# Is $f(x)=(2x-1)/3:\Bbb Z_2\to\Bbb Z_2^\times$ a near-homeomorphism? Semihomeomorphism? Homeomorphism?

Question

Is $$f(x)=(2x-1)/3:\Bbb Z_2\to\Bbb Z_2^\times$$ a near-homeomorphism? Semihomeomorphism? Homeomorphism?

My Attempt

I have that $$f(x)=(2x-1)/3:\Bbb Z_2\to\Bbb Z_2^\times$$ is continuous and has a continous inverse because $$\lvert f(x)-f(y)\rvert_2=\frac12\lvert x-y\rvert_2$$

I have that $$f$$ can't be a homeomorphism $$\Bbb Z_2\to\Bbb Z_2$$ because it doesn't surject.

What about $$\Bbb Z_2\to\Bbb Z_2^\times$$ though? Which is the question.

Looks to me like it's sufficient to prove $$f,f^{-1}$$ both inject. Both are functions so have an injective inverse, it just remains to prove they land inside the domain and range.

$$f^{-1}(\Bbb Z_2^\times)\subseteq\Bbb Z$$ because $$\lvert f^{-1}(x)\rvert_2\leq0$$

and

$$f(\Bbb Z_2)\subseteq\Bbb Z_2^\times$$ because $$\lvert(2x-1)/3\rvert_2=1$$

So it's a homeomorphism from $$\Bbb Z_2\to\Bbb Z_2^\times$$, correct?

• Are you sure [p-adic-number-theory] applies? Nov 16, 2022 at 12:24
• What does $\frac{1}{2} |x-y|_2$ mean? Nov 16, 2022 at 12:26
• @aschepler, why wouldn't that tag apply? Presumably $\Bbb Z_2$ is the $2$-adic integers here, and $\tfrac 12 |x - y|_2$ refers to the $2$-adic norm. Seems like a reasonable tag to me. Nov 16, 2022 at 12:53
• @aschepler yes I'm sure, in fact it's kind of important otherwise the term $\Bbb Z_2$ might be misinterpreted as misleading notation for $\Bbb Z/2\Bbb Z$. Re the metric, it's half the 2-adic metric as Izaam said. Nov 16, 2022 at 13:00

Linear maps on valued fields

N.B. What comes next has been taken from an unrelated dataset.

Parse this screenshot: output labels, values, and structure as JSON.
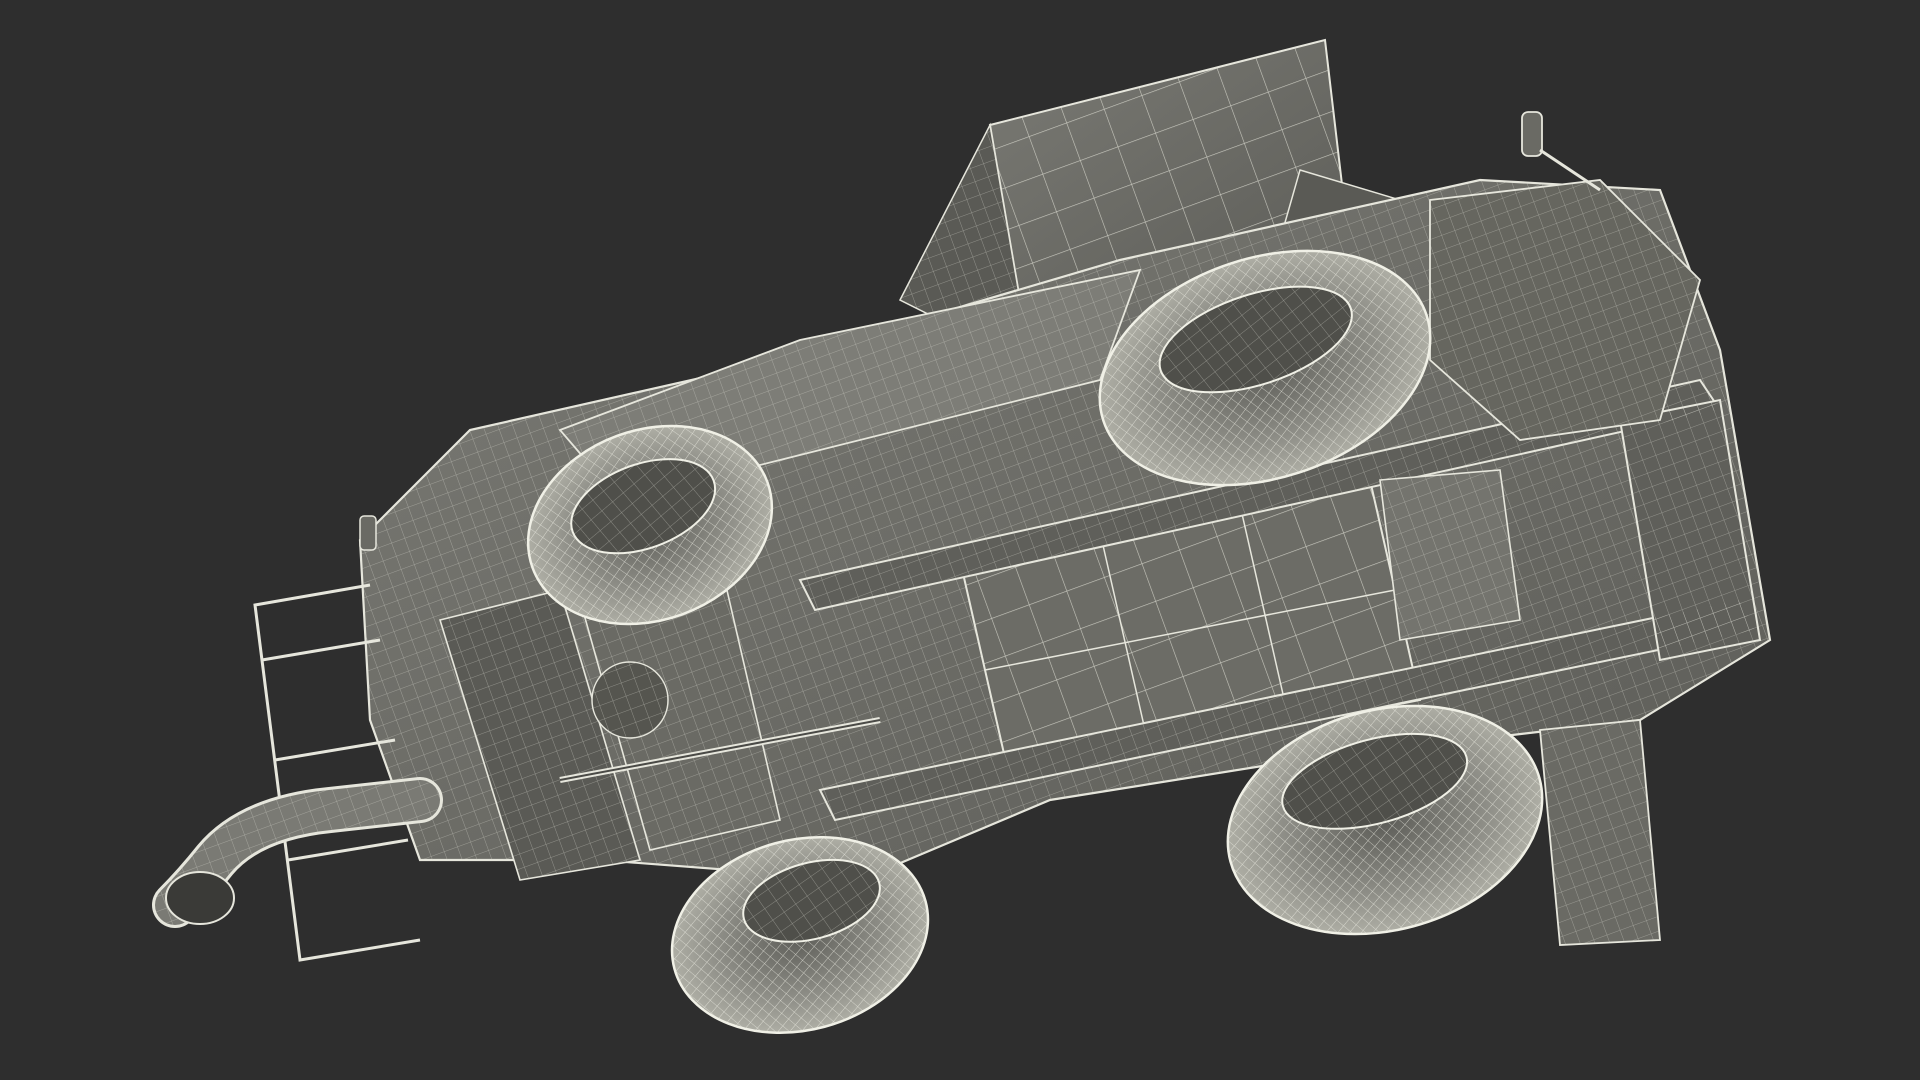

Let $$(K , \lvert \cdot \rvert)$$ be any field with an absolute value (which induces the metric $$d(x,y):= \lvert x-y \rvert$$).

Let $$a,b \in K, a \neq 0$$.

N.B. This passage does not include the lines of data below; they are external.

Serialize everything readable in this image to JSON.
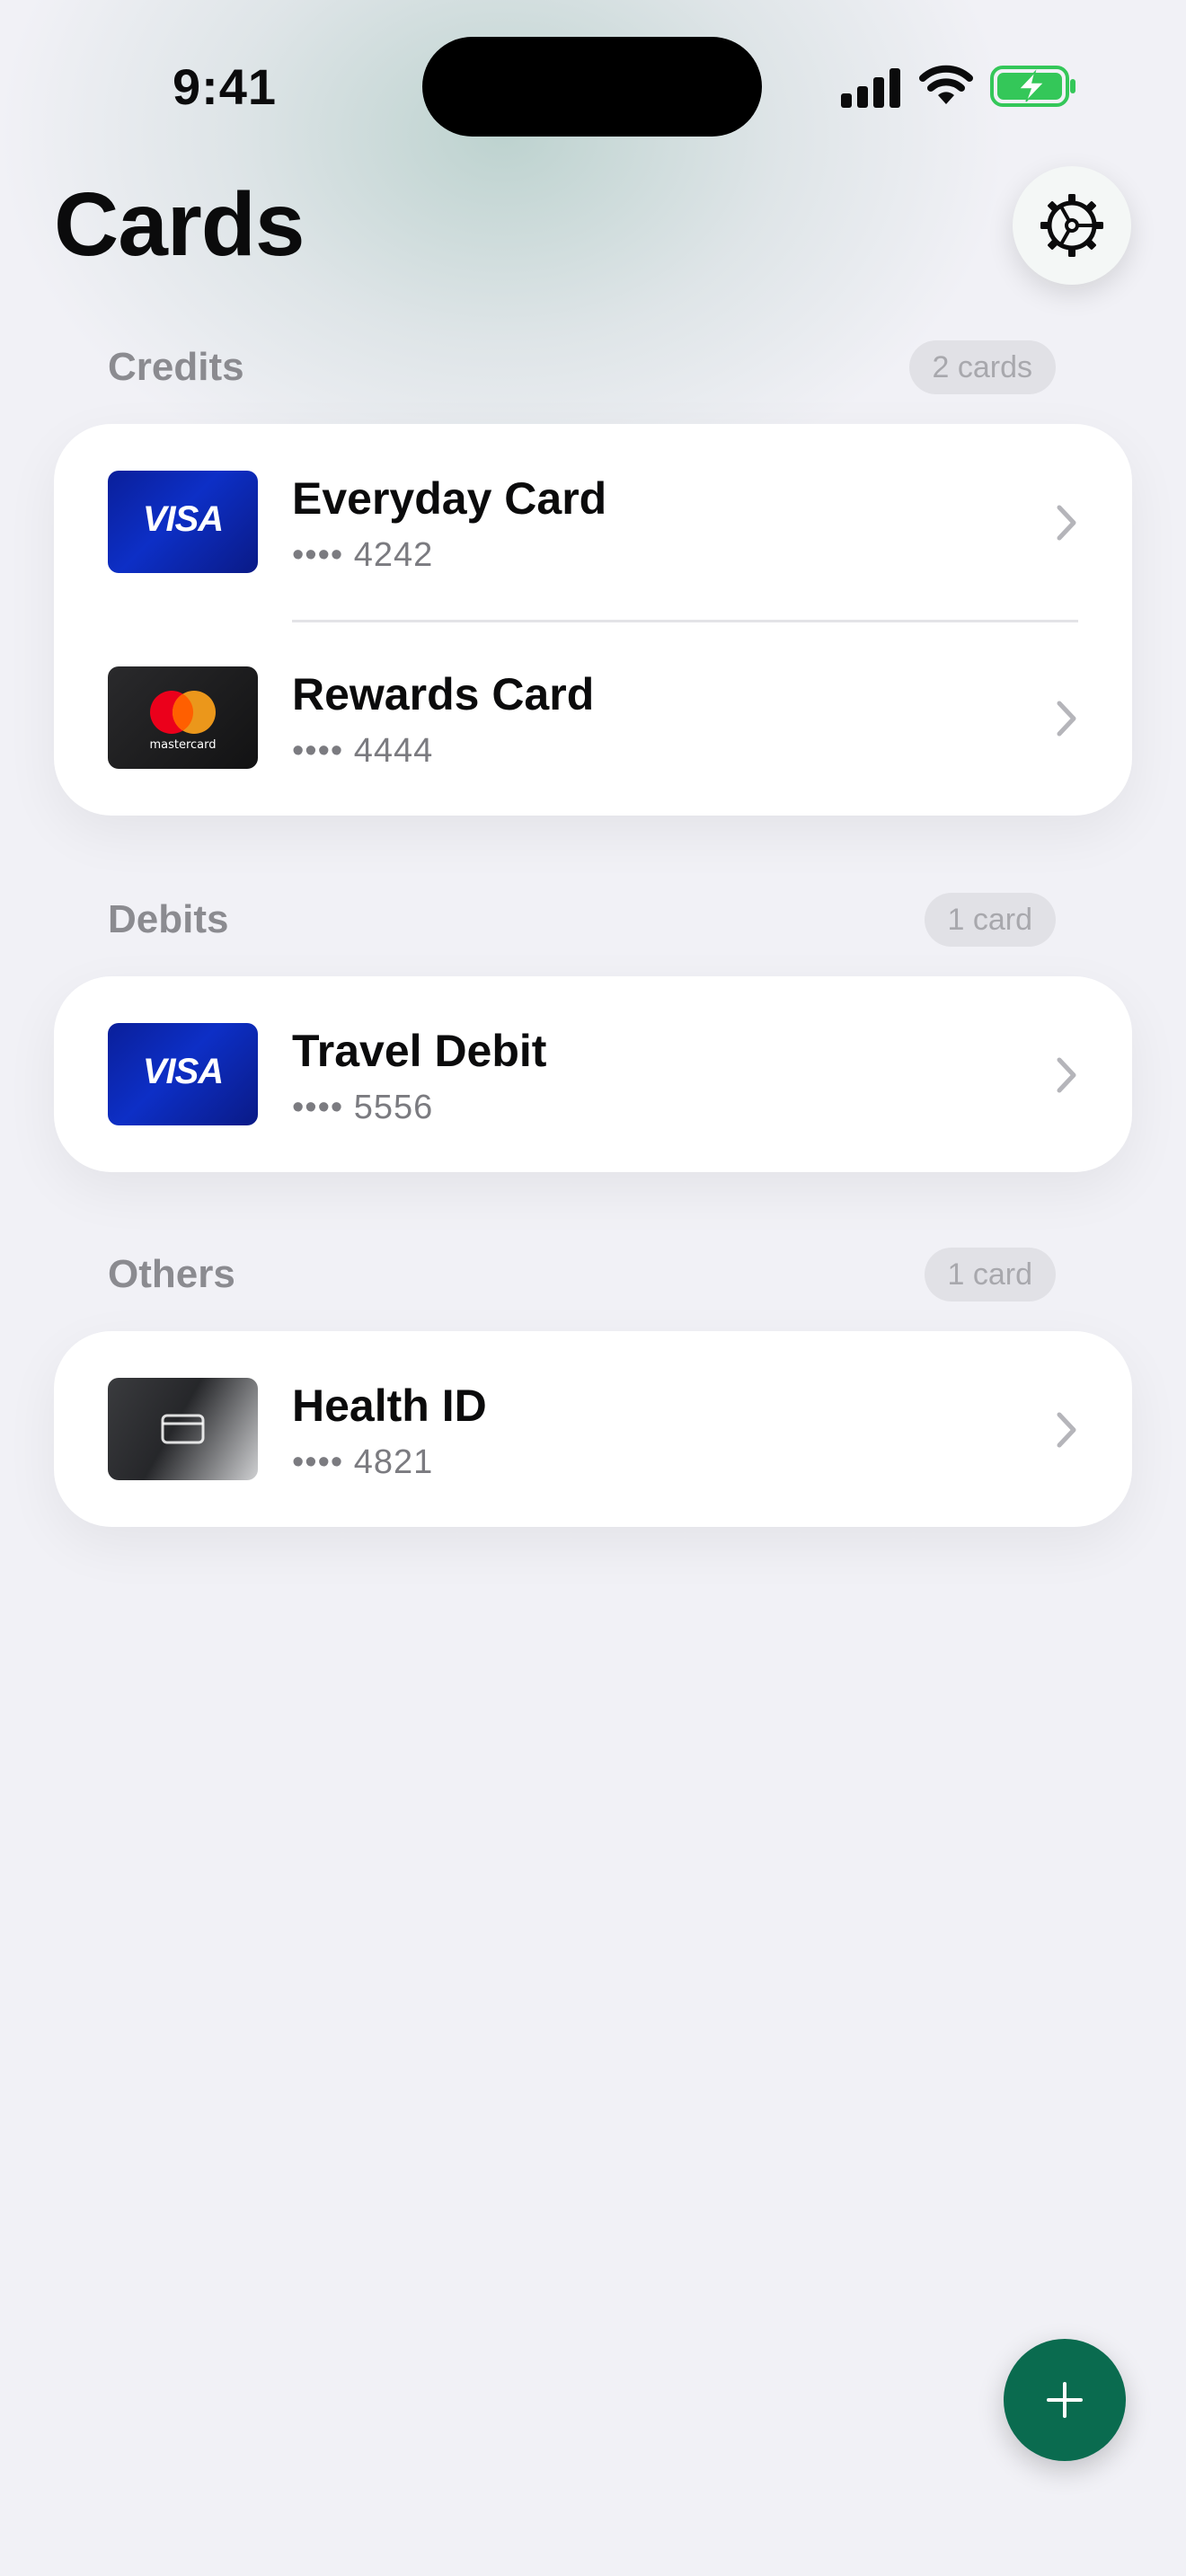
{
  "status_bar": {
    "time": "9:41"
  },
  "header": {
    "title": "Cards"
  },
  "sections": [
    {
      "label": "Credits",
      "count": "2 cards",
      "cards": [
        {
          "name": "Everyday Card",
          "number": "•••• 4242",
          "brand": "VISA"
        },
        {
          "name": "Rewards Card",
          "number": "•••• 4444",
          "brand": "mastercard"
        }
      ]
    },
    {
      "label": "Debits",
      "count": "1 card",
      "cards": [
        {
          "name": "Travel Debit",
          "number": "•••• 5556",
          "brand": "VISA"
        }
      ]
    },
    {
      "label": "Others",
      "count": "1 card",
      "cards": [
        {
          "name": "Health ID",
          "number": "•••• 4821",
          "brand": ""
        }
      ]
    }
  ],
  "colors": {
    "accent": "#0a6b4f",
    "battery": "#34c759",
    "background": "#f1f1f6"
  },
  "icons": {
    "settings": "gear-icon",
    "add": "plus-icon",
    "row_disclosure": "chevron-right-icon"
  }
}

The map $$f:K \rightarrow K, f(x)=ax+b$$ has inverse $$f^{-1}(x) = \frac{1}{a}x - \frac{b}{a}$$.

We have $$d(f(x),f(y)) = \lvert a \rvert \cdot d(x,y)$$ for any $$x,y \in K$$. (In particular, if $$\lvert a \rvert <1$$, then $$f$$ is a contraction mapping with Lipschitz constant $$\lvert a \rvert$$.)

For any subset $$S \subseteq K$$, the restriction of $$f$$ to $$S$$ induces a homeomorphism from $$S$$ to its image $$f(S)$$. (Since in general $$S \neq f(S)$$, these restrictions are technically no longer contraction mappings.)

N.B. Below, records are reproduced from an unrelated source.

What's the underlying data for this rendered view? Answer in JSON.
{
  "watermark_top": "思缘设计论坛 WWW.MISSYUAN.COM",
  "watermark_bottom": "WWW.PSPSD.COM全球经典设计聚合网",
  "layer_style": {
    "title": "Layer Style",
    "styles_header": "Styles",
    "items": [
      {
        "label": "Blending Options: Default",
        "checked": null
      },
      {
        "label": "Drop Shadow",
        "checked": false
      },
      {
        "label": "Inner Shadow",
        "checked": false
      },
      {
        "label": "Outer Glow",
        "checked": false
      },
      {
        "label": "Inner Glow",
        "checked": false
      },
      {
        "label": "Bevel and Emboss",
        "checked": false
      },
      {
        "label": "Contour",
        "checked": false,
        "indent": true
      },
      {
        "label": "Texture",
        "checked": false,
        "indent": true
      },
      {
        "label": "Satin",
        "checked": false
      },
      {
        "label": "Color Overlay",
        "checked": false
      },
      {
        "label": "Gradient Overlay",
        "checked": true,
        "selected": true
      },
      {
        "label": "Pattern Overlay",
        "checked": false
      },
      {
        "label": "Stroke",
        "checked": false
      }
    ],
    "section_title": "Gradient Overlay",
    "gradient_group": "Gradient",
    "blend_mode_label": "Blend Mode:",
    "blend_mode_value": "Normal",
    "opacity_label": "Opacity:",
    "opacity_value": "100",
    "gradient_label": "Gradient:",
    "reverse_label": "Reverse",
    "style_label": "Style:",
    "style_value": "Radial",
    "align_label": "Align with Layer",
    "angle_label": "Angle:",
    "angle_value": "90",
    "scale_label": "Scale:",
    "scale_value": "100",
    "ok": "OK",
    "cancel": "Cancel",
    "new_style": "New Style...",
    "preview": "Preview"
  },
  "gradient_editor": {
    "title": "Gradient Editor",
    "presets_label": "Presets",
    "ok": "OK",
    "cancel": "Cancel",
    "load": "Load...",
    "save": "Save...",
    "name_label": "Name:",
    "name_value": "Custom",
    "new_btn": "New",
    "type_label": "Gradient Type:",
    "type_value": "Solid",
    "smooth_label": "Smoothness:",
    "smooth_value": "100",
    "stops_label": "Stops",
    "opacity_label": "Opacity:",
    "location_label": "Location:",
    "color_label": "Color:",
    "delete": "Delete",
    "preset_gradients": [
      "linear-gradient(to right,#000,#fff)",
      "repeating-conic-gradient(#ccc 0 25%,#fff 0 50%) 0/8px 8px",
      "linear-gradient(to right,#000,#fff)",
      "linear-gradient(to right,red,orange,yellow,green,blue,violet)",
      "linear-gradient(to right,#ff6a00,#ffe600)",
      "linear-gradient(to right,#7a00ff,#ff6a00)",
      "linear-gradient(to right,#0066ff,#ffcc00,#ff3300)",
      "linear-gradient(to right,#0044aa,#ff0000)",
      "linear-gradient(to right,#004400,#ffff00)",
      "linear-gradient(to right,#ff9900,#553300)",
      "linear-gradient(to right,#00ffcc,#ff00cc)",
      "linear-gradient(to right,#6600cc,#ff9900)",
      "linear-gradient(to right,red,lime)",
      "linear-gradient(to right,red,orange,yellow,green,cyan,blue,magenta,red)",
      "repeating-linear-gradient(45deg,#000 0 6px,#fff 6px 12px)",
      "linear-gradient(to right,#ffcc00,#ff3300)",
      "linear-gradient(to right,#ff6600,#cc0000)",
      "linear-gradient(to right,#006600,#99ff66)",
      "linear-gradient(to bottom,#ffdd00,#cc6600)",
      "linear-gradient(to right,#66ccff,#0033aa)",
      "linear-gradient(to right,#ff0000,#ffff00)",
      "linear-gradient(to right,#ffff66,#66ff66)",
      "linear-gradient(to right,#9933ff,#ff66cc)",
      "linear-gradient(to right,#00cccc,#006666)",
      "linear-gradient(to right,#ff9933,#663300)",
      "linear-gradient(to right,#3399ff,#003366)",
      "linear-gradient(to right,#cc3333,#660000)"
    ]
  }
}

More precisely, for any $$c \in K$$ and $$r \in [0, \infty)$$, the restriction of $$f$$ to $$\{x \in K: d(x,c) < r\}$$ (the "open" ball of radius $$r$$ around $$c$$) has image $$\{x \in K: d(x,c+b) < \lvert a \rvert r\}$$ (the "open" ball of radius $$\lvert a \rvert r$$ around $$c+b$$). Analogously for "closed" balls, $$f(\{x \in K: d(x,c) \le r\} = \{x \in K: d(x,c+b) \le \lvert a\rvert r\}.$$

$$(K, \lvert \cdot \rvert) = (\mathbb Q_2, \lvert \cdot \rvert_2)$$; $$a=\frac23, b=-\frac13$$; $$\lvert a \rvert = \frac12$$.
$$\mathbb Z_2 = \{x \in K: d(x,0) \le 1 \}$$, the "closed" unit ball.
$$f(\mathbb Z_2) = \{x \in K: d(x,-\frac13) \le \frac12 \}$$.
Now since this value is non-archimedan, hence the metric is an ultrametric, any point inside a ball serves as its centre, and $$d(1,-\frac13) = \frac14$$, this image is $$=\{x \in K: d(x,1) \le \frac12 \} = 1+2 \mathbb Z_2 = \mathbb Z_2^\times$$.